*** Available data Section Begins ***

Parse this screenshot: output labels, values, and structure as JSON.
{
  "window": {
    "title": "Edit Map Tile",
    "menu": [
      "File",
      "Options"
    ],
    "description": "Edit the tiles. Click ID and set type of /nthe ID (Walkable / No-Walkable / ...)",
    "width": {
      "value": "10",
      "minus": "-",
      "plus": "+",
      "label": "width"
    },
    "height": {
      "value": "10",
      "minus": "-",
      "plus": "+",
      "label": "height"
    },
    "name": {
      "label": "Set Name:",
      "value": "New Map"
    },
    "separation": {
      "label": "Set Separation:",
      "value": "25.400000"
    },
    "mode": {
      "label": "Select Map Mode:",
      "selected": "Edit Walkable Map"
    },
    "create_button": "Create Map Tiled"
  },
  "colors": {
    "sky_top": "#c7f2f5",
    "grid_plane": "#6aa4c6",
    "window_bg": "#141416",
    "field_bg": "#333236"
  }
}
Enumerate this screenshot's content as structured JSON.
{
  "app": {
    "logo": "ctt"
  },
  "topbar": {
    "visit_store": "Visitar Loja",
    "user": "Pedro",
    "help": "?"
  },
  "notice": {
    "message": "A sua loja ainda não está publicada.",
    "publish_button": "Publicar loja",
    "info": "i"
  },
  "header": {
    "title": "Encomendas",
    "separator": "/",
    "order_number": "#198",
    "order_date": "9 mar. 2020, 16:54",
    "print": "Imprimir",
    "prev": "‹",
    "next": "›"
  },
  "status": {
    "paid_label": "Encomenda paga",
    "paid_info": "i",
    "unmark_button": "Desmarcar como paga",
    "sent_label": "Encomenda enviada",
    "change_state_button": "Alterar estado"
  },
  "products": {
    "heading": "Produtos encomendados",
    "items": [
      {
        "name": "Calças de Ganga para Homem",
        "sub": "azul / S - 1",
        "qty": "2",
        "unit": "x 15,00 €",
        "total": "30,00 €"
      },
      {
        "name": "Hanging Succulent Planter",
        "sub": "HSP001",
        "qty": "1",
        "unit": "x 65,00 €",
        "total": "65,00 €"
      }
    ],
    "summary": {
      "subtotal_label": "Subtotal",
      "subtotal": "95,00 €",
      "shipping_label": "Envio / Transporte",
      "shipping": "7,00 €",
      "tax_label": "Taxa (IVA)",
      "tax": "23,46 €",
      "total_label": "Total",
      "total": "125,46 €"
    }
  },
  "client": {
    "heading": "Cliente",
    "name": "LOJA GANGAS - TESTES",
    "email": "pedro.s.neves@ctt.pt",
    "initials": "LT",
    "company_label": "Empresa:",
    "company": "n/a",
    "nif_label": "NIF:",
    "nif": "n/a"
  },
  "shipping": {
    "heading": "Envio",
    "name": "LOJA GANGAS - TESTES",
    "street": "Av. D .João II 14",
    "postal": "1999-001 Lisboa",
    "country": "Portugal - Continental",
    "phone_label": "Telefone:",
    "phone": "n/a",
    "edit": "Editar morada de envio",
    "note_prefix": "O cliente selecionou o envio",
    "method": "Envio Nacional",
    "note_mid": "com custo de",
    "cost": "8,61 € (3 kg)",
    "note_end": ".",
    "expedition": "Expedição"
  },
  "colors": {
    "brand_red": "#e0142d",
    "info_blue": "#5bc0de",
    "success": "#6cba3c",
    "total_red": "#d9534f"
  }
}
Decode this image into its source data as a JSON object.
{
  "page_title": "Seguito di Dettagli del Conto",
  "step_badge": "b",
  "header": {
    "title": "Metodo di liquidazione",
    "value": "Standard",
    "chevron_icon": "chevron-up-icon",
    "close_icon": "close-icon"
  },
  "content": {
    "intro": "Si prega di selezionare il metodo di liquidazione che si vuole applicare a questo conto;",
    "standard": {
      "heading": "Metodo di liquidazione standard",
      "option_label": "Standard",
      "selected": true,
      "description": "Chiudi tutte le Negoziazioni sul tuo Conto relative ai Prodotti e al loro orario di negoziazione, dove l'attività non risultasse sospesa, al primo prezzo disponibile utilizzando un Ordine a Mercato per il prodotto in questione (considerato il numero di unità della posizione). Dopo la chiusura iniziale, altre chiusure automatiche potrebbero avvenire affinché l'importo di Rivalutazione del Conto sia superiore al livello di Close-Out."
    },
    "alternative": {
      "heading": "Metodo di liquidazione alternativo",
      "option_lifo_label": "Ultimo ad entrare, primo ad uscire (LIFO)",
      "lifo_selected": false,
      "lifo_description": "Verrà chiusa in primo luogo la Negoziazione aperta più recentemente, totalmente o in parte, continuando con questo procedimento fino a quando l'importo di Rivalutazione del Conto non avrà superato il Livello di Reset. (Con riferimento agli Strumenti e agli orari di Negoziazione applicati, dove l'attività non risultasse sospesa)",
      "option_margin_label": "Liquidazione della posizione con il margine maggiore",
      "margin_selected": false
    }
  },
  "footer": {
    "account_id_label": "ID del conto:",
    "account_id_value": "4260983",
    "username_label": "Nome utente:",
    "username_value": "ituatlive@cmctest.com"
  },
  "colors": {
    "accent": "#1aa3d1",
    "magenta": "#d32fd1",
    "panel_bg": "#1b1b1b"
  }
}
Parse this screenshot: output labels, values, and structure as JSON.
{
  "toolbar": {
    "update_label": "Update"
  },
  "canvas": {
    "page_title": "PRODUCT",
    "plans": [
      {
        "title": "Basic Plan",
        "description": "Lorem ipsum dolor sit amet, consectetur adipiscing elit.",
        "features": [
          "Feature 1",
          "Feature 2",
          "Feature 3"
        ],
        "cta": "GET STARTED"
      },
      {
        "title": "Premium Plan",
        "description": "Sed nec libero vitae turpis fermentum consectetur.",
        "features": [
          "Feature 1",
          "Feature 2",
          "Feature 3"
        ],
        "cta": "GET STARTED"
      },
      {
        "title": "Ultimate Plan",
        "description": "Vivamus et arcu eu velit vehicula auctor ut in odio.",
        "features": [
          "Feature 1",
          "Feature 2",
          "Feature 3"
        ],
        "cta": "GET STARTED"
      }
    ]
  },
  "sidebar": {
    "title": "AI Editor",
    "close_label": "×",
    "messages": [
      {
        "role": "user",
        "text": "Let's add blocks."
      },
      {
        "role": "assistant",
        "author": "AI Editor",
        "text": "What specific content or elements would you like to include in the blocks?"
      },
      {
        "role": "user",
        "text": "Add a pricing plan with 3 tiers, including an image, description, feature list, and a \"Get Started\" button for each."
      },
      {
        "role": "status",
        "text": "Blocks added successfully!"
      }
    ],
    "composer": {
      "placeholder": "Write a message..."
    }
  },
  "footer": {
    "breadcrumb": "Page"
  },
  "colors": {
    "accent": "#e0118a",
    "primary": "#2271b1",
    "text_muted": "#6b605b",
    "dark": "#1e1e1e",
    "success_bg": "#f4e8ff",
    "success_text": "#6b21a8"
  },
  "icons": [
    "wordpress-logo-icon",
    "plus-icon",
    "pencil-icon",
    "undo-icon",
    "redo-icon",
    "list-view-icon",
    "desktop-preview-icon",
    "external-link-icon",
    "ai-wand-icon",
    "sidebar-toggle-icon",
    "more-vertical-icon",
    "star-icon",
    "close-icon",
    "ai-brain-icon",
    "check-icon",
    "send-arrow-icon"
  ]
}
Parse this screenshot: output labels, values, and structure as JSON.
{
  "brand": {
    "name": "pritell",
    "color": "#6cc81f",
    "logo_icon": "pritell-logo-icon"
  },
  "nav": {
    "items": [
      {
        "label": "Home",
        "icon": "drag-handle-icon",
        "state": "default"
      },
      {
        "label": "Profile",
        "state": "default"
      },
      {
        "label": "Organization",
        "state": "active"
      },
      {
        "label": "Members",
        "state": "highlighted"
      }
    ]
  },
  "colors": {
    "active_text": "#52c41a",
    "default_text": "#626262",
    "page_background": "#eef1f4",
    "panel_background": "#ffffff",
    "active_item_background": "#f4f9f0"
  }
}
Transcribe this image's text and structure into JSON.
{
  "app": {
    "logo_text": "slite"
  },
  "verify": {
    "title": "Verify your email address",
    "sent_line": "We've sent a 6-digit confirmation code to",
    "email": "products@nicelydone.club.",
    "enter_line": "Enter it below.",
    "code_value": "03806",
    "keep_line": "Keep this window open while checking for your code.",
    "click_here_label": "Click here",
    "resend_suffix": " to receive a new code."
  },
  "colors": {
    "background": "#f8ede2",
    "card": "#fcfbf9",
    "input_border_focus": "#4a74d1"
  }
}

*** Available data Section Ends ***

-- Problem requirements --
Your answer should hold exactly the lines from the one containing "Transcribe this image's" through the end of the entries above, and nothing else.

-- Response for this exercise --
Transcribe this image's text and structure into JSON.
{
  "app": {
    "logo_text": "slite"
  },
  "verify": {
    "title": "Verify your email address",
    "sent_line": "We've sent a 6-digit confirmation code to",
    "email": "products@nicelydone.club.",
    "enter_line": "Enter it below.",
    "code_value": "03806",
    "keep_line": "Keep this window open while checking for your code.",
    "click_here_label": "Click here",
    "resend_suffix": " to receive a new code."
  },
  "colors": {
    "background": "#f8ede2",
    "card": "#fcfbf9",
    "input_border_focus": "#4a74d1"
  }
}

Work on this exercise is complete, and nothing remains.